The beer market is one made up of two clear sectors — lager and dark beer. Lager is a bottom-fermented beer and easily the most popular type of beer in the UK. Dark beer is also bottom-fermented and is commonly called ale, stout or bitter.
The lager industry is dominated by a small number of major multinational brewing companies, many of which have global reach. Over the past decade a number of new lager brands have been introduced by the multinationals which have had a varied reception. Brands that succeeded in the UK have helped the UK lager market to stay afloat during the recent global economic crisis, with market value falling by a rather subdued 2.8% since 2006. However, the dark beer sector has suffered slightly more, after dropping by 12.2% (in value terms) since 2006. Despite this, the dark beer sector is forecast to enjoy healthy growth of 9.6% from 2011 to 2015. This is due to the period of growth that national brewing companies, such as Greene King and Marston’s, have recently been enjoying. In addition, smaller, more local breweries have started to prosper due to the tax-break benefits afforded to such businesses.
The beer market has been the subject of much negative attention recently, with many worried about the increasing number of young people partaking in ‘binge drinking’. Reports of large-scale pub closures have certainly not helped, although sales of beer have remained relatively steady throughout the economic downturn, principally due to a good performance by the off-trade (sales in shops). This is mainly down to the cheaper prices offered on alcohol by off-licences and supermarkets, with many preferring to drink at home instead of in a pub or bar.
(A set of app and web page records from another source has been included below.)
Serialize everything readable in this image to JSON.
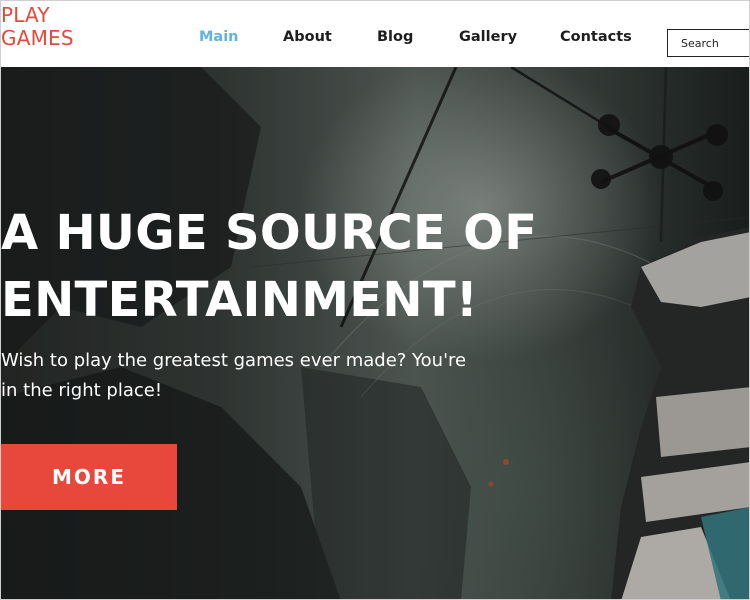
{
  "logo": {
    "line1": "PLAY",
    "line2": "GAMES"
  },
  "nav": {
    "items": [
      {
        "label": "Main",
        "active": true
      },
      {
        "label": "About",
        "active": false
      },
      {
        "label": "Blog",
        "active": false
      },
      {
        "label": "Gallery",
        "active": false
      },
      {
        "label": "Contacts",
        "active": false
      }
    ]
  },
  "search": {
    "placeholder": "Search",
    "value": ""
  },
  "hero": {
    "title_line1": "A HUGE SOURCE OF",
    "title_line2": "ENTERTAINMENT!",
    "subtitle_line1": "Wish to play the greatest games ever made? You're",
    "subtitle_line2": "in the right place!",
    "button_label": "MORE",
    "background_icon": "sci-fi-scene-image"
  },
  "colors": {
    "accent_red": "#e8483c",
    "nav_active_blue": "#5fb4df",
    "nav_text": "#1e1e1e"
  }
}
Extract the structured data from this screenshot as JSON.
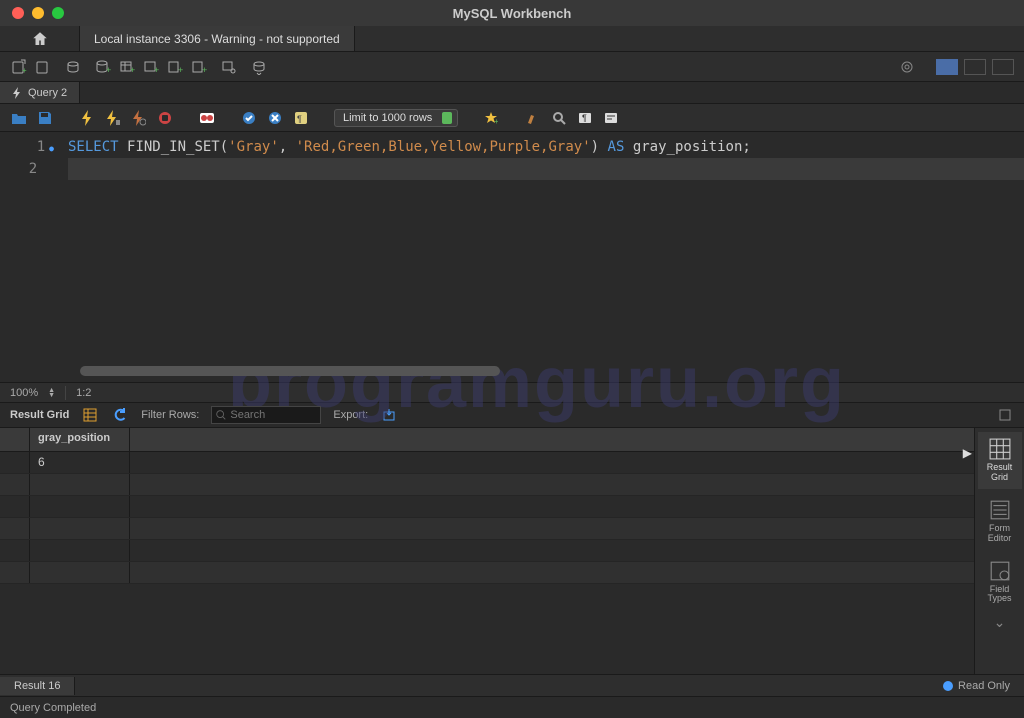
{
  "title": "MySQL Workbench",
  "connection_tab": "Local instance 3306 - Warning - not supported",
  "query_tab": "Query 2",
  "limit_select": "Limit to 1000 rows",
  "sql": {
    "line1_tokens": [
      "SELECT",
      " ",
      "FIND_IN_SET",
      "(",
      "'Gray'",
      ",",
      " ",
      "'Red,Green,Blue,Yellow,Purple,Gray'",
      ")",
      " ",
      "AS",
      " ",
      "gray_position",
      ";"
    ]
  },
  "zoom": "100%",
  "cursor_pos": "1:2",
  "results_header": {
    "label": "Result Grid",
    "filter_label": "Filter Rows:",
    "search_placeholder": "Search",
    "export_label": "Export:"
  },
  "grid": {
    "column": "gray_position",
    "rows": [
      "6"
    ]
  },
  "side_panel": [
    {
      "label": "Result\nGrid"
    },
    {
      "label": "Form\nEditor"
    },
    {
      "label": "Field\nTypes"
    }
  ],
  "result_tab": "Result 16",
  "readonly": "Read Only",
  "status": "Query Completed",
  "watermark": "programguru.org"
}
Beer sold in supermarkets can be up to four times cheaper than identical products sold in bars or restaurants.
On top of pub closures, the industry is facing other problems, such as rising taxes and changes in the general attitude towards alcohol, particularly in relation to concerns over binge drinking and the effects on health that this can lead to. The taxes on beer in the UK are already among some of the highest in Europe, with further tax increases likely in the coming years.
On the whole, the beer industry has relatively limited prospects. Beer is always going to be in direct competition with wine, spirits and cider, as well as healthier soft drinks. The best that the industry can hope for is a modest yearly growth, as there is very little chance that the industry will see huge expansion in terms of consumer penetration and market value in the foreseeable future.
This Key Note report is available to current London Business staff, students and faculty from Key Note Online which can be found on the A-Z list of library databases within Portal.